Apart from the images, reproduce all of the data word for word.

[Web page and app entries]
>>>

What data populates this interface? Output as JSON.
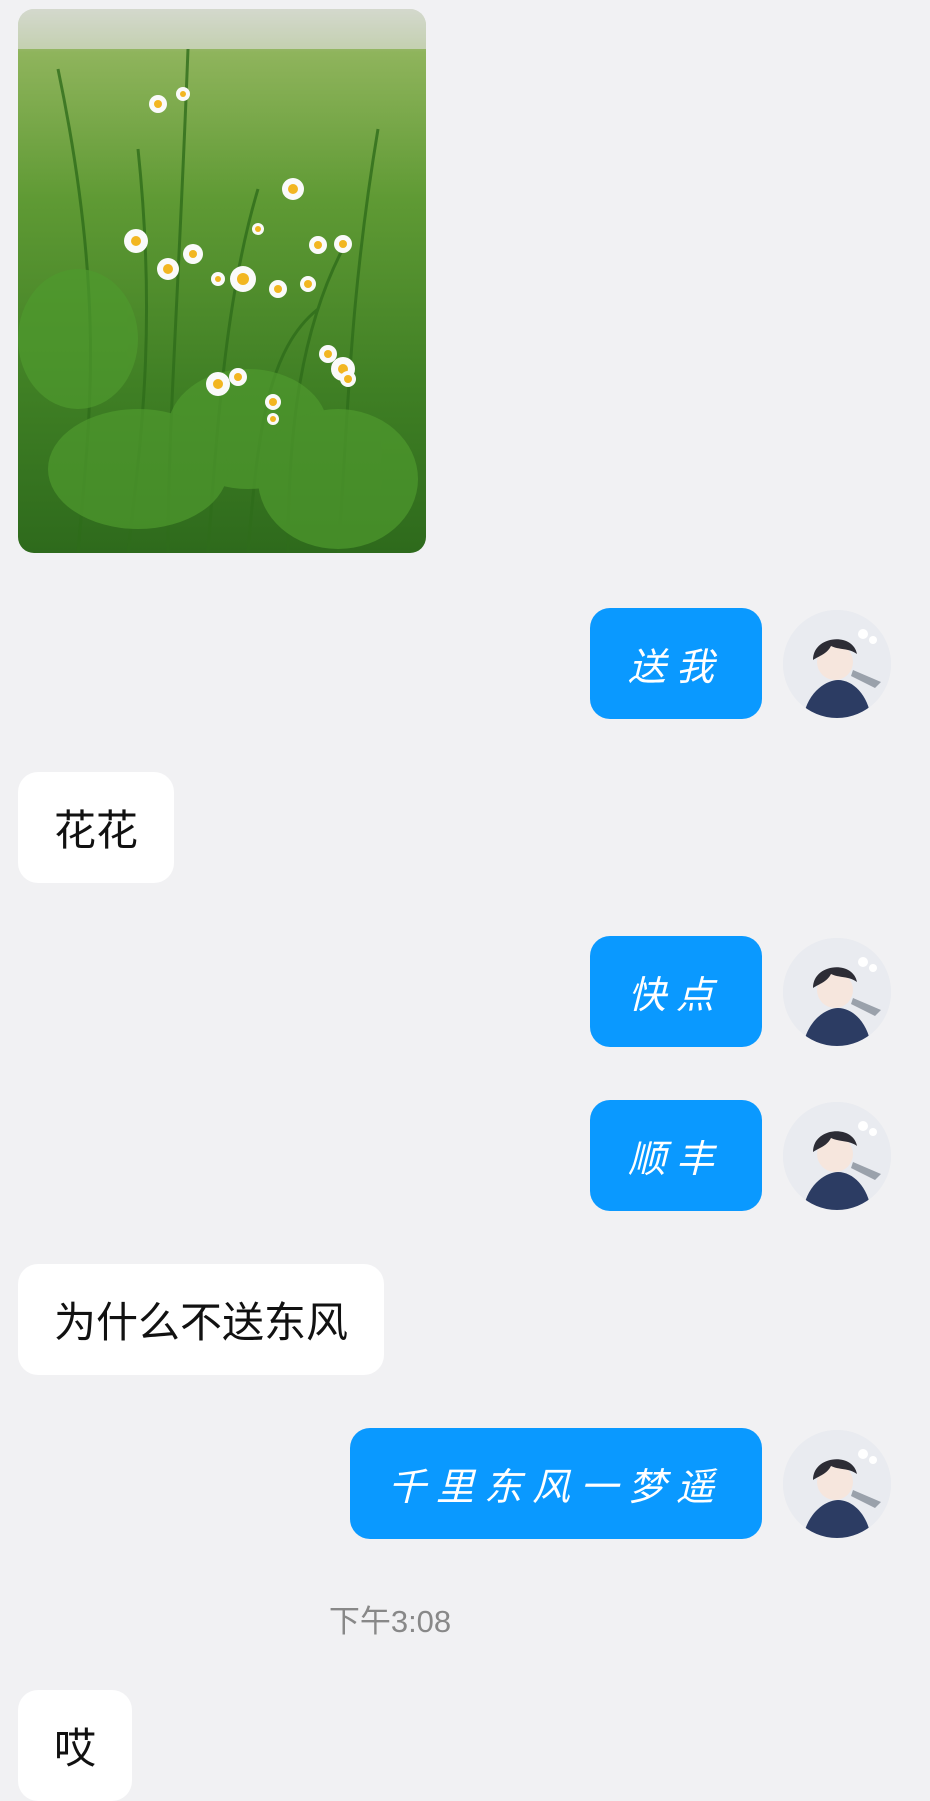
{
  "conversation": {
    "messages": [
      {
        "side": "in",
        "type": "image",
        "alt": "photo of white daisy-like wildflowers in green grass"
      },
      {
        "side": "out",
        "text": "送我"
      },
      {
        "side": "in",
        "text": "花花"
      },
      {
        "side": "out",
        "text": "快点"
      },
      {
        "side": "out",
        "text": "顺丰"
      },
      {
        "side": "in",
        "text": "为什么不送东风"
      },
      {
        "side": "out",
        "text": "千里东风一梦遥"
      },
      {
        "side": "in",
        "text": "哎"
      }
    ],
    "timestamp": "下午3:08"
  },
  "colors": {
    "background": "#f1f1f3",
    "incoming_bubble": "#ffffff",
    "outgoing_bubble": "#0a99ff"
  },
  "icons": {
    "avatar": "anime-character-avatar"
  }
}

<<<

--- Answer below ---
What data populates this interface? Output as JSON.
{
  "conversation": {
    "messages": [
      {
        "side": "in",
        "type": "image",
        "alt": "photo of white daisy-like wildflowers in green grass"
      },
      {
        "side": "out",
        "text": "送我"
      },
      {
        "side": "in",
        "text": "花花"
      },
      {
        "side": "out",
        "text": "快点"
      },
      {
        "side": "out",
        "text": "顺丰"
      },
      {
        "side": "in",
        "text": "为什么不送东风"
      },
      {
        "side": "out",
        "text": "千里东风一梦遥"
      },
      {
        "side": "in",
        "text": "哎"
      }
    ],
    "timestamp": "下午3:08"
  },
  "colors": {
    "background": "#f1f1f3",
    "incoming_bubble": "#ffffff",
    "outgoing_bubble": "#0a99ff"
  },
  "icons": {
    "avatar": "anime-character-avatar"
  }
}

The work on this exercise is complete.